Page and application data records:
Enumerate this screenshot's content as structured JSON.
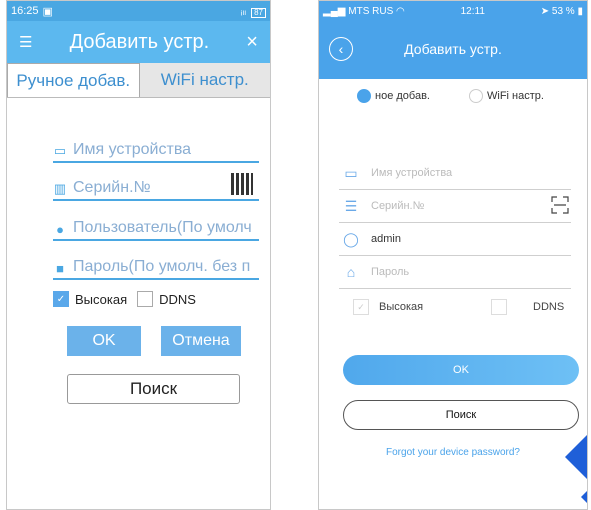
{
  "left": {
    "status": {
      "time": "16:25",
      "signal": "ᵢₗₗ",
      "battery": "87"
    },
    "header": {
      "title": "Добавить устр.",
      "close": "×"
    },
    "tabs": [
      "Ручное добав.",
      "WiFi настр."
    ],
    "fields": {
      "device_name": "Имя устройства",
      "serial": "Серийн.№",
      "user": "Пользователь(По умолч",
      "password": "Пароль(По умолч. без п"
    },
    "checks": {
      "high": "Высокая",
      "ddns": "DDNS"
    },
    "buttons": {
      "ok": "OK",
      "cancel": "Отмена",
      "search": "Поиск"
    }
  },
  "right": {
    "status": {
      "carrier": "MTS RUS",
      "time": "12:11",
      "battery": "53 %"
    },
    "title": "Добавить устр.",
    "radios": {
      "manual": "ное добав.",
      "wifi": "WiFi настр."
    },
    "fields": {
      "device_name": "Имя устройства",
      "serial": "Серийн.№",
      "user": "admin",
      "password": "Пароль"
    },
    "checks": {
      "high": "Высокая",
      "ddns": "DDNS"
    },
    "buttons": {
      "ok": "OK",
      "search": "Поиск"
    },
    "forgot": "Forgot your device password?"
  },
  "colors": {
    "accent": "#4aa3ea",
    "header_left": "#5cb8ef"
  }
}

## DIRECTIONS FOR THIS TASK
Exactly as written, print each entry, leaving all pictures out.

## RESULT
Enumerate this screenshot's content as structured JSON.
{
  "left": {
    "status": {
      "time": "16:25",
      "signal": "ᵢₗₗ",
      "battery": "87"
    },
    "header": {
      "title": "Добавить устр.",
      "close": "×"
    },
    "tabs": [
      "Ручное добав.",
      "WiFi настр."
    ],
    "fields": {
      "device_name": "Имя устройства",
      "serial": "Серийн.№",
      "user": "Пользователь(По умолч",
      "password": "Пароль(По умолч. без п"
    },
    "checks": {
      "high": "Высокая",
      "ddns": "DDNS"
    },
    "buttons": {
      "ok": "OK",
      "cancel": "Отмена",
      "search": "Поиск"
    }
  },
  "right": {
    "status": {
      "carrier": "MTS RUS",
      "time": "12:11",
      "battery": "53 %"
    },
    "title": "Добавить устр.",
    "radios": {
      "manual": "ное добав.",
      "wifi": "WiFi настр."
    },
    "fields": {
      "device_name": "Имя устройства",
      "serial": "Серийн.№",
      "user": "admin",
      "password": "Пароль"
    },
    "checks": {
      "high": "Высокая",
      "ddns": "DDNS"
    },
    "buttons": {
      "ok": "OK",
      "search": "Поиск"
    },
    "forgot": "Forgot your device password?"
  },
  "colors": {
    "accent": "#4aa3ea",
    "header_left": "#5cb8ef"
  }
}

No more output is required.